May 2011: In Zambia, programmes to prevent mother-to-child transmission of HIV are proving effective, inexpensive and life-saving.

July 2010: Programmes to prevent mother-to-child transmission of HIV continue to expand in Zambia.

July 2009: HIV/AIDS awareness and prevention programmes are beginning to reverse the pandemic's growth in Zambia.

April 2009: The welfare of Namibia's children is threatened by poverty, violence and a raging HIV/AIDS pandemic.

October 2005: The five-year Global Campaign on Children and AIDS places children and their needs at the top of the AIDS agenda.

December 2012: Adolescent participants in a UNICEF-supported project digitally mapped HIV risks in two Port-au-Prince neighbourhoods.

May 2011: Paediatric HIV infections are declining in Zambia, thanks to programmes to prevent mother-to-child transmission of the virus.

November 2009: Zambia's programmes to prevent mother-to-child transmission (PMTCT) of HIV are steadily expanding.

May 2009: Zambia has 95,000 HIV-positive children under age 14 and one of the highest adult infection rates in the world.

April 2007: In 2007, 25 years into the epidemic, children are still largely missing from the global HIV/AIDS agenda.

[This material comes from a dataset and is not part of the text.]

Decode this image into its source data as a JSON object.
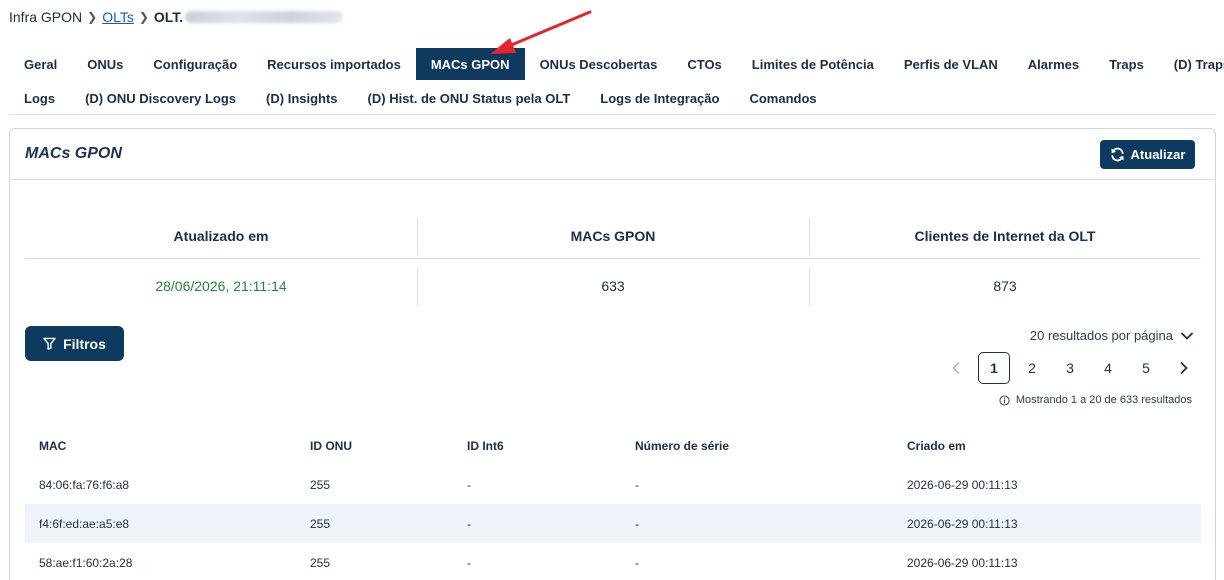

April 2005: In sub-Saharan Africa, AIDS has killed one or both parents of more than 12 million children under 15 years.